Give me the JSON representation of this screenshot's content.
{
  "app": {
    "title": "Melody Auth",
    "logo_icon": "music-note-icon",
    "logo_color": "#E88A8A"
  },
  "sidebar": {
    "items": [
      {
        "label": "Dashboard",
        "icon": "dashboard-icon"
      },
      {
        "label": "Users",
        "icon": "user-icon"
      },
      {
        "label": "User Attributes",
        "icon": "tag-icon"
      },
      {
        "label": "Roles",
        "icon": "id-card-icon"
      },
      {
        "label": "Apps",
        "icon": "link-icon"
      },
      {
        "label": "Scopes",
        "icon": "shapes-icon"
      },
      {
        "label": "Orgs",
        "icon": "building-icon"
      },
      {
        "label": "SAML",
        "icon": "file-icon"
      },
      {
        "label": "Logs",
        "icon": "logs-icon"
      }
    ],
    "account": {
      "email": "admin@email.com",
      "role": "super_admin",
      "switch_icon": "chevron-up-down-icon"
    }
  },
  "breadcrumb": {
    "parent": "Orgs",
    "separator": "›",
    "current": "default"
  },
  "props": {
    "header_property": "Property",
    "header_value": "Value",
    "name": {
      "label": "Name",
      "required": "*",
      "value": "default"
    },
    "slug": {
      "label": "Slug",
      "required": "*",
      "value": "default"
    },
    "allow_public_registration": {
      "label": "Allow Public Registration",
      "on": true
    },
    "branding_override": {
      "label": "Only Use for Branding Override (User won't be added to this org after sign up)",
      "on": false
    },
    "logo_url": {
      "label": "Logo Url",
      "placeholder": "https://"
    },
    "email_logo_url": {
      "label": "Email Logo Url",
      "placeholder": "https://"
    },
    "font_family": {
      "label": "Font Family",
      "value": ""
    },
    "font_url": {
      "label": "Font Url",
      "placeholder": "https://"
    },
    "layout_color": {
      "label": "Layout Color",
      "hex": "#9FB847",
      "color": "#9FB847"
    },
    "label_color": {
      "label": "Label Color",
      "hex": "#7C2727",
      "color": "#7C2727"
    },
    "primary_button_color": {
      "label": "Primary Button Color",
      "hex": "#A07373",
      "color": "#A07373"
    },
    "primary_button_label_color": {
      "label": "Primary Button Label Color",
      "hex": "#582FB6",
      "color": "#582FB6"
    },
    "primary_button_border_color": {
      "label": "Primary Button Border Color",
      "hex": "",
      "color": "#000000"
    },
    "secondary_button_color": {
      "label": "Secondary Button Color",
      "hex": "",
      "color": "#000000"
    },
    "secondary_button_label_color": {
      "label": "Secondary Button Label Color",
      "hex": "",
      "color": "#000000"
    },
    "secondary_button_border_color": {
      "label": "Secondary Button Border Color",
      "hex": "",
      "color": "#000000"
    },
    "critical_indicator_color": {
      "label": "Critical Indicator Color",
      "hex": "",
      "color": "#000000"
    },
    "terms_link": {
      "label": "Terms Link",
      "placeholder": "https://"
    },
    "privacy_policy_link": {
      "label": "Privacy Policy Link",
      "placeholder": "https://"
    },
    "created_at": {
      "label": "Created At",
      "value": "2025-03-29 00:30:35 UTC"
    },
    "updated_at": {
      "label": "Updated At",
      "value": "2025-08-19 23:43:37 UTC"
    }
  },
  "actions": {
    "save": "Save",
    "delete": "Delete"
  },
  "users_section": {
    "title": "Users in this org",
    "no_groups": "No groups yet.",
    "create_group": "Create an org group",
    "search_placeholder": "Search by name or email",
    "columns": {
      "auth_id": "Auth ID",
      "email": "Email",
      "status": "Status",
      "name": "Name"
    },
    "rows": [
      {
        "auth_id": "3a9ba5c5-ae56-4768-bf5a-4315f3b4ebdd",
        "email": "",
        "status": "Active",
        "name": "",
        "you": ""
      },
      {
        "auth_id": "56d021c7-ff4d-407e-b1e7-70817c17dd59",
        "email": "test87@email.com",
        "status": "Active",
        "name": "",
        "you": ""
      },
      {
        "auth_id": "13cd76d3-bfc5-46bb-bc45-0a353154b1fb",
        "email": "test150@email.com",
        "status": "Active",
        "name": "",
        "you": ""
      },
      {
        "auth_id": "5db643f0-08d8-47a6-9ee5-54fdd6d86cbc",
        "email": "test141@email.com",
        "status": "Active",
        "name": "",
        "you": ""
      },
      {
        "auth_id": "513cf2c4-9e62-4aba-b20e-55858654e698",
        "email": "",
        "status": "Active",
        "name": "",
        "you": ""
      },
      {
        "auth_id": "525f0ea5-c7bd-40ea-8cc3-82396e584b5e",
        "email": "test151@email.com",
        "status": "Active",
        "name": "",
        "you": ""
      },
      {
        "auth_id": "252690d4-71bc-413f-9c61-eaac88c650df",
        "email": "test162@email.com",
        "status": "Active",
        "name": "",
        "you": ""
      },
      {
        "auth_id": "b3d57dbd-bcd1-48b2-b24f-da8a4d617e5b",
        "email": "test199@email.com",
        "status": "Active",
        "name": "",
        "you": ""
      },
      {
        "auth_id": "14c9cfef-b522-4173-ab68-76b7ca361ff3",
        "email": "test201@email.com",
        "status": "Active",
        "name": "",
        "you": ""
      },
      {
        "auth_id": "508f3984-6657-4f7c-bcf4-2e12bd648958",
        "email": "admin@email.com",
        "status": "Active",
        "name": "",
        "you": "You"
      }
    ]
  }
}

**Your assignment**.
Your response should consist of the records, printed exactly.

**Solution to the exercise**.
Give me the JSON representation of this screenshot's content.
{
  "app": {
    "title": "Melody Auth",
    "logo_icon": "music-note-icon",
    "logo_color": "#E88A8A"
  },
  "sidebar": {
    "items": [
      {
        "label": "Dashboard",
        "icon": "dashboard-icon"
      },
      {
        "label": "Users",
        "icon": "user-icon"
      },
      {
        "label": "User Attributes",
        "icon": "tag-icon"
      },
      {
        "label": "Roles",
        "icon": "id-card-icon"
      },
      {
        "label": "Apps",
        "icon": "link-icon"
      },
      {
        "label": "Scopes",
        "icon": "shapes-icon"
      },
      {
        "label": "Orgs",
        "icon": "building-icon"
      },
      {
        "label": "SAML",
        "icon": "file-icon"
      },
      {
        "label": "Logs",
        "icon": "logs-icon"
      }
    ],
    "account": {
      "email": "admin@email.com",
      "role": "super_admin",
      "switch_icon": "chevron-up-down-icon"
    }
  },
  "breadcrumb": {
    "parent": "Orgs",
    "separator": "›",
    "current": "default"
  },
  "props": {
    "header_property": "Property",
    "header_value": "Value",
    "name": {
      "label": "Name",
      "required": "*",
      "value": "default"
    },
    "slug": {
      "label": "Slug",
      "required": "*",
      "value": "default"
    },
    "allow_public_registration": {
      "label": "Allow Public Registration",
      "on": true
    },
    "branding_override": {
      "label": "Only Use for Branding Override (User won't be added to this org after sign up)",
      "on": false
    },
    "logo_url": {
      "label": "Logo Url",
      "placeholder": "https://"
    },
    "email_logo_url": {
      "label": "Email Logo Url",
      "placeholder": "https://"
    },
    "font_family": {
      "label": "Font Family",
      "value": ""
    },
    "font_url": {
      "label": "Font Url",
      "placeholder": "https://"
    },
    "layout_color": {
      "label": "Layout Color",
      "hex": "#9FB847",
      "color": "#9FB847"
    },
    "label_color": {
      "label": "Label Color",
      "hex": "#7C2727",
      "color": "#7C2727"
    },
    "primary_button_color": {
      "label": "Primary Button Color",
      "hex": "#A07373",
      "color": "#A07373"
    },
    "primary_button_label_color": {
      "label": "Primary Button Label Color",
      "hex": "#582FB6",
      "color": "#582FB6"
    },
    "primary_button_border_color": {
      "label": "Primary Button Border Color",
      "hex": "",
      "color": "#000000"
    },
    "secondary_button_color": {
      "label": "Secondary Button Color",
      "hex": "",
      "color": "#000000"
    },
    "secondary_button_label_color": {
      "label": "Secondary Button Label Color",
      "hex": "",
      "color": "#000000"
    },
    "secondary_button_border_color": {
      "label": "Secondary Button Border Color",
      "hex": "",
      "color": "#000000"
    },
    "critical_indicator_color": {
      "label": "Critical Indicator Color",
      "hex": "",
      "color": "#000000"
    },
    "terms_link": {
      "label": "Terms Link",
      "placeholder": "https://"
    },
    "privacy_policy_link": {
      "label": "Privacy Policy Link",
      "placeholder": "https://"
    },
    "created_at": {
      "label": "Created At",
      "value": "2025-03-29 00:30:35 UTC"
    },
    "updated_at": {
      "label": "Updated At",
      "value": "2025-08-19 23:43:37 UTC"
    }
  },
  "actions": {
    "save": "Save",
    "delete": "Delete"
  },
  "users_section": {
    "title": "Users in this org",
    "no_groups": "No groups yet.",
    "create_group": "Create an org group",
    "search_placeholder": "Search by name or email",
    "columns": {
      "auth_id": "Auth ID",
      "email": "Email",
      "status": "Status",
      "name": "Name"
    },
    "rows": [
      {
        "auth_id": "3a9ba5c5-ae56-4768-bf5a-4315f3b4ebdd",
        "email": "",
        "status": "Active",
        "name": "",
        "you": ""
      },
      {
        "auth_id": "56d021c7-ff4d-407e-b1e7-70817c17dd59",
        "email": "test87@email.com",
        "status": "Active",
        "name": "",
        "you": ""
      },
      {
        "auth_id": "13cd76d3-bfc5-46bb-bc45-0a353154b1fb",
        "email": "test150@email.com",
        "status": "Active",
        "name": "",
        "you": ""
      },
      {
        "auth_id": "5db643f0-08d8-47a6-9ee5-54fdd6d86cbc",
        "email": "test141@email.com",
        "status": "Active",
        "name": "",
        "you": ""
      },
      {
        "auth_id": "513cf2c4-9e62-4aba-b20e-55858654e698",
        "email": "",
        "status": "Active",
        "name": "",
        "you": ""
      },
      {
        "auth_id": "525f0ea5-c7bd-40ea-8cc3-82396e584b5e",
        "email": "test151@email.com",
        "status": "Active",
        "name": "",
        "you": ""
      },
      {
        "auth_id": "252690d4-71bc-413f-9c61-eaac88c650df",
        "email": "test162@email.com",
        "status": "Active",
        "name": "",
        "you": ""
      },
      {
        "auth_id": "b3d57dbd-bcd1-48b2-b24f-da8a4d617e5b",
        "email": "test199@email.com",
        "status": "Active",
        "name": "",
        "you": ""
      },
      {
        "auth_id": "14c9cfef-b522-4173-ab68-76b7ca361ff3",
        "email": "test201@email.com",
        "status": "Active",
        "name": "",
        "you": ""
      },
      {
        "auth_id": "508f3984-6657-4f7c-bcf4-2e12bd648958",
        "email": "admin@email.com",
        "status": "Active",
        "name": "",
        "you": "You"
      }
    ]
  }
}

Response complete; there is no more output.